The WGO now runs several training centers throughout the world but concentrated in emerging areas. It actively participates in training and educational programs at these sites, often in close collaboration with other GI organizations (e.g. ASGE, ASNEMGE, Canadian, Spanish, French and Belgian societies) and utilizes volunteer faculty whose travel is either supported by their national organization or raised by their own individual efforts. These individuals stay for variable periods of time from a few days to up to 2 weeks and participate in a variety of teaching encounters. Here are some comments based on our personal experiences as well as observations from the various volunteer faculty over the past several years:
- Very short, “in-and-out” visits are of little value; volunteers for teaching activities must be prepared to spend more than one or two days; it takes time to acclimate and develop rapport with students who really value the one-on-one contacts that take time to evolve.
- Do you have real teaching experience? Here we are not referring to your ability to give rounds at your local hospital but to your skills at running a small group, interactive session etc.
- Understand your audience; do they speak/understand English, or do you speak their language? If no is the response to both of these questions, is translation available and do you have experience in speaking through translation?
- In preparing your talks, hand-outs, etc., be aware of the extra time involved in either speaking through translation or allowing for an audience whose first language is not English understanding your slides and commentary in English. Be aware of the intelligibility of your idiom, terminology and phrases, etc. Most acronyms do NOT translate into other languages and are meaningless unless spelt out. There is a real art to these presentations which can be readily learned.
- Know the relevant GI issues in the region in which you are going to teach; your “pet” topic may be irrelevant and the diagnostic and therapeutic approach that you recommend may not be feasible.

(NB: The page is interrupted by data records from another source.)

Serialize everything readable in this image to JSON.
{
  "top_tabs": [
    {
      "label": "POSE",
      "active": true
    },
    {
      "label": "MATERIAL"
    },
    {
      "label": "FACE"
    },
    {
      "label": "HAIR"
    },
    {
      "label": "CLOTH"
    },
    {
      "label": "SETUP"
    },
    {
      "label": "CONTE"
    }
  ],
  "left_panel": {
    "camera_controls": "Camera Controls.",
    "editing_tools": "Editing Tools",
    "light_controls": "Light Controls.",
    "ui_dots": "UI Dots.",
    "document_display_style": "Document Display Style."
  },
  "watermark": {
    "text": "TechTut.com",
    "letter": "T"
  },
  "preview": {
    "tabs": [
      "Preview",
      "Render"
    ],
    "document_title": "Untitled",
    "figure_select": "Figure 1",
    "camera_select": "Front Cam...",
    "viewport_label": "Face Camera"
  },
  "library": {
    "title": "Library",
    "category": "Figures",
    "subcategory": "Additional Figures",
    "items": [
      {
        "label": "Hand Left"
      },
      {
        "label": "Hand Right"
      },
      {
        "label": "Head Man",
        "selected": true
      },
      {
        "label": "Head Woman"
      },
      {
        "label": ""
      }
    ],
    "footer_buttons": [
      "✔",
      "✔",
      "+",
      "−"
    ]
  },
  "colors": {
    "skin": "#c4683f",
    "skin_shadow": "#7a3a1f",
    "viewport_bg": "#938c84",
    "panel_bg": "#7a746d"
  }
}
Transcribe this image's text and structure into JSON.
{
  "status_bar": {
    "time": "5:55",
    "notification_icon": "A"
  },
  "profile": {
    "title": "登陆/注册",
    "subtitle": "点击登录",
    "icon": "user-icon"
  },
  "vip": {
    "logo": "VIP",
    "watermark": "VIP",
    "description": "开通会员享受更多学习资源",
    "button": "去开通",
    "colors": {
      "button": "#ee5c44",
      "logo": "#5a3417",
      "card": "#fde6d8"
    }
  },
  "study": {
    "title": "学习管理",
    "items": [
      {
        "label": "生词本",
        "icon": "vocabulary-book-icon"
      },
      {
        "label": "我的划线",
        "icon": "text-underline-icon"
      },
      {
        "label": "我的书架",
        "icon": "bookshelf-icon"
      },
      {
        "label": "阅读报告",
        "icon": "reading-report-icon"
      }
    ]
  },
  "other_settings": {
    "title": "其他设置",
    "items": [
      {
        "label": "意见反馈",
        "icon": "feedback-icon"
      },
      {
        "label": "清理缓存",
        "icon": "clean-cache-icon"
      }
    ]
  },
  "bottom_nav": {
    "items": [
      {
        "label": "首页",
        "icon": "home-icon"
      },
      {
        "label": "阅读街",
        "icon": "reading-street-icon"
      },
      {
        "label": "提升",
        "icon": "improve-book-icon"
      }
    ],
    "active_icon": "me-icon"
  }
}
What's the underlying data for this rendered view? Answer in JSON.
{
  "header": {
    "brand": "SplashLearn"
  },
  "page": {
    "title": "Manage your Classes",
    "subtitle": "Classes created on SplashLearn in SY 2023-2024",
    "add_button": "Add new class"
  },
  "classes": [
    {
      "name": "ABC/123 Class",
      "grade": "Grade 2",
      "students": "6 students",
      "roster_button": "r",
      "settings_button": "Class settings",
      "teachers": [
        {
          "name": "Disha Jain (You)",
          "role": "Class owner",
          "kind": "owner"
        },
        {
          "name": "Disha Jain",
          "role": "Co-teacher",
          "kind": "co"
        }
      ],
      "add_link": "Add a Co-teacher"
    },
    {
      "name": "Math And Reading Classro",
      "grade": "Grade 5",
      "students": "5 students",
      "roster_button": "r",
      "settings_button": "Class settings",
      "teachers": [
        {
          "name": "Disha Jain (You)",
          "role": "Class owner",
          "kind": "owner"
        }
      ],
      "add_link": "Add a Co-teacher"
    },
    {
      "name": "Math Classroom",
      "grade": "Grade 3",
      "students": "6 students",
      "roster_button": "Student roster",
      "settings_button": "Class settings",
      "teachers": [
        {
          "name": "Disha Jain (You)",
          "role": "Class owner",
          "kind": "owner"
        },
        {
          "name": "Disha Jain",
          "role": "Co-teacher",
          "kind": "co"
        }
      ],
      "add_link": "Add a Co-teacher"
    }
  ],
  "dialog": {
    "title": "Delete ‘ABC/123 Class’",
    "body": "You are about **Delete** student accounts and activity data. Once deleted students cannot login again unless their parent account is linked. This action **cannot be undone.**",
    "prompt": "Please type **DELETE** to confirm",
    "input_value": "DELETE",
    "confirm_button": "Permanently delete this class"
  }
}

- Be prepared to “hang out” with your fellow faculty, students, hosts; they usually set great store in looking after you and expect to have a chance to chat and socialize with you informally. If we were to select the characteristics that separate the successful volunteer faculty in the teaching environment from the failure, they are the abilities to interact, show interest in and understanding of the participants in your teaching activity. You must be knowledgeable but you do not have to be the world’s expert to be a great success.
- Do NOT underestimate your audience; without exception, in our experience, your audience (be they trainees or practitioners) will be very well informed on GI topics; they come to listen to your lectures but, above all, they come to have the opportunity to interact with you, ask questions, challenge you with their difficult cases.